    Analysis of trends in the PHIBIS database suggest that the real battleground has shifted to relative perceptions of “price” and “value for money” with Medibank’s position having worsened considerably over the last two years.
    In December 2015, Medibank is 5 points behind Bupa on “offers the best value for money” and 6 points ahead of Bupa on “is more expensive than other insurance companies”.
    Being a listed company has meant that consumers are now twice as likely to perceive Medibank as a company that is “profit focused” and “expensive, with rising premiums” compared to Bupa.

In their own words

A number of consumers question the financial motivation of the company and its executives in their search for profit and shareholder dividends.
This is typified by the following off the cuff remarks about Medibank:

“Medibank Private was for the Australian people, after the Abbott government sold it for a quick profit to Abbott’s corporate mates…
Medibank Private is now to pay the CEO and top management ‘over the top’ salaries & bonus payments and to pay the shareholders dividends…”
The members & patients care come last now not first, as already seen by the Calvary (Hospital) changing what they will now pay for .. and this is just the beginning! : ( “
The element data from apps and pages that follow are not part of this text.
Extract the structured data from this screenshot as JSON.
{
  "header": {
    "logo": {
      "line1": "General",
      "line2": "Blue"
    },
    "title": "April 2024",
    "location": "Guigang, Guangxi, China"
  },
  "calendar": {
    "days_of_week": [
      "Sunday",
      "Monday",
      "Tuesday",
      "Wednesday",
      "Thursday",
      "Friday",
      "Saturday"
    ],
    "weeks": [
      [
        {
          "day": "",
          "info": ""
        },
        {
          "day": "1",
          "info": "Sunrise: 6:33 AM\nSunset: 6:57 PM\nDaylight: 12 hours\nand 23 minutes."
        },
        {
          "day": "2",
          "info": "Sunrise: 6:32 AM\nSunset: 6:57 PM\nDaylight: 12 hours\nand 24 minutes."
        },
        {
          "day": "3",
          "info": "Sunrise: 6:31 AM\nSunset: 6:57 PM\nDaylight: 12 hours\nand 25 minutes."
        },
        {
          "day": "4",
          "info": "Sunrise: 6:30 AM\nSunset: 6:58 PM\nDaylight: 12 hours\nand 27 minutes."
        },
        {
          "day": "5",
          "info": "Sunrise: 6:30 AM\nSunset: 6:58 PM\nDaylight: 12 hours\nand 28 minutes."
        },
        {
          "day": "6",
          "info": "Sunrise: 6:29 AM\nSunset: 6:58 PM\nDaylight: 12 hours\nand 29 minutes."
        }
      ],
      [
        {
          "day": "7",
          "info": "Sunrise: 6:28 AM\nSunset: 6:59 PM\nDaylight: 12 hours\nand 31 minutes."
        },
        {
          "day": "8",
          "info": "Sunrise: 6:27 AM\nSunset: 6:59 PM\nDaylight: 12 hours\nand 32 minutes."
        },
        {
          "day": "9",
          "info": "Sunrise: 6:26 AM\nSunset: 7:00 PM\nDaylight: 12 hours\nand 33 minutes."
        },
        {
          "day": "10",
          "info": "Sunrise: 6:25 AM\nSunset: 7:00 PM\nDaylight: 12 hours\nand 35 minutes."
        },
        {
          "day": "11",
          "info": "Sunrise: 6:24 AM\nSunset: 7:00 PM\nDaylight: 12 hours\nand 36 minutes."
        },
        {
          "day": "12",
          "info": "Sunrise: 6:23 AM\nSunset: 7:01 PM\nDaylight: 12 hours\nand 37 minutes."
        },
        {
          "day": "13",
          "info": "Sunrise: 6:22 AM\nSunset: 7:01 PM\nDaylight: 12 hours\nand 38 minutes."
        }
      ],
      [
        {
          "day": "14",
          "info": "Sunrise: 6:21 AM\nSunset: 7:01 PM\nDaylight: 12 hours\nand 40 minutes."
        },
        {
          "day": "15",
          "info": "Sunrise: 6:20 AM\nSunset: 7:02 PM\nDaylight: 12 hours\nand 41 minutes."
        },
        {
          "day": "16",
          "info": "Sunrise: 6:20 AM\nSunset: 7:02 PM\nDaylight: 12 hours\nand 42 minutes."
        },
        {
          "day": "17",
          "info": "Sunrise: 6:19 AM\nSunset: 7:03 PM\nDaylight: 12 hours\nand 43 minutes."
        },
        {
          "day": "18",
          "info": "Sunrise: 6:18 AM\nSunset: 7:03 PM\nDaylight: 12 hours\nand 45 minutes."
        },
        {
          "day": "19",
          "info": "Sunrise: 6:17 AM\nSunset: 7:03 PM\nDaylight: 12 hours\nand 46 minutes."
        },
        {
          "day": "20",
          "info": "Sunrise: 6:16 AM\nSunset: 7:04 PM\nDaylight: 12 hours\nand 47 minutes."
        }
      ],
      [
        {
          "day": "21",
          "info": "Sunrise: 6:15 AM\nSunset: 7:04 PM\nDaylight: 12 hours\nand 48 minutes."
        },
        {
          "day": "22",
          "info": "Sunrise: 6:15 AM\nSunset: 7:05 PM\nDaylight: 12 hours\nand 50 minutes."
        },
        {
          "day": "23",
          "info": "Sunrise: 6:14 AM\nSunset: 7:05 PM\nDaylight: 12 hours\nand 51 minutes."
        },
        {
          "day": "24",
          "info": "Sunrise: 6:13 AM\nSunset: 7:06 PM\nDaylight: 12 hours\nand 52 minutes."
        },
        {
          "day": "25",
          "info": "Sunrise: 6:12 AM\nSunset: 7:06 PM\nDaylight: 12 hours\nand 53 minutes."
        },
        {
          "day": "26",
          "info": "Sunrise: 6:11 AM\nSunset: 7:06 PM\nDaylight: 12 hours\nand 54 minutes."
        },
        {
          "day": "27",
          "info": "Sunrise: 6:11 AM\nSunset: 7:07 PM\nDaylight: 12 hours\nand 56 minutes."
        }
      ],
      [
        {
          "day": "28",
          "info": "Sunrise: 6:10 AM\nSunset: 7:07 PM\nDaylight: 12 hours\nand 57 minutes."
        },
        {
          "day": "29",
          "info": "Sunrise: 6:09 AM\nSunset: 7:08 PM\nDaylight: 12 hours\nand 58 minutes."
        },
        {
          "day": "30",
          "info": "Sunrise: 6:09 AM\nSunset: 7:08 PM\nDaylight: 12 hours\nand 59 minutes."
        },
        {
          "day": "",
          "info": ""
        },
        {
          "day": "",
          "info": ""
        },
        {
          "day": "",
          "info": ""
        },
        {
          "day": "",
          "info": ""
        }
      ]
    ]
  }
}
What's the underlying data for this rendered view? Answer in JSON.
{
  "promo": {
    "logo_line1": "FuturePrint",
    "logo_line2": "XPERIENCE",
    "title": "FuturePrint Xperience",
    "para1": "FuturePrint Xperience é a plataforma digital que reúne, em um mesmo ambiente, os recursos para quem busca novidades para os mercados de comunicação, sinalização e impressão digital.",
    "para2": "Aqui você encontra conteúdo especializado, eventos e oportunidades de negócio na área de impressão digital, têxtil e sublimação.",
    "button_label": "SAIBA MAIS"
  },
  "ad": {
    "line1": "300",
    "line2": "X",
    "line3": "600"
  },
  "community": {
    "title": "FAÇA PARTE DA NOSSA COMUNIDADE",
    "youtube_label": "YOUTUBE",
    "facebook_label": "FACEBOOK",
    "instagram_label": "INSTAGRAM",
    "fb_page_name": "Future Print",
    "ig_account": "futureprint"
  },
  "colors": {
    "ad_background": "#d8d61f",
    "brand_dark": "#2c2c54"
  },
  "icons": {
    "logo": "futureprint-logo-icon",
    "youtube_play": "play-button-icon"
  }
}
Frank Smithers, Principal at arnold&bolingbroke commented …“health insurance is a dynamic market on the move and becoming more highly contested.
Consumers are feeling more empowered and contemplating alternative providers through comparators such as CompareTheMarket and iSelect who are further agitating the market much to the annoyance of the larger players.

Price and value for money are all important with many people telling us that they expect something out of their health insurance as a return on the investment that they are making.
Our TOPS indices (Trust, Optimism and Price) show that Bupa has gained considerable momentum and is increasingly seen as an ‘optimistic’ brand by its members and the broader public. “Finding a healthier you” has been a highly successful campaign for an extended period – it jolted the health insurance market and tapped deeply into the motivations, drivers and psyche of the general population. Medibank needs to find a healthier version of itself through a clever re-invention of the core brand proposition delivered through some more compelling advertising. The new advertising campaign “I am better” offers an interesting and refreshing start. Will this be enough to stop the brand losing its way?”

For more information please contact us at
Phone: 02 8227 5400

*Note: PHIBIS (Private Health Insurance Business Information System) is a large, continuous research platform conducted by arnold&bolingbroke where 20,000 Australians per annum are screened to ask about their private health insurance opinion, take up or consideration.
It is a consolidated database that brings together in one place brand measurement, consideration, competitor information, NPS and advertising effectiveness for diagnosis, insight and recommendation. It is supplemented with secondary data sources such as consumer confidence indexes, retail sales, changes in interest rates where appropriate, etc.

1The Private Health Insurance Administration Council (PHIAC) was previously responsible for the prudential and administrative regulation of the private health insurance industry. Commencing July 1, 2015 this was transferred to the Australian Prudential Regulation Authority (APRA).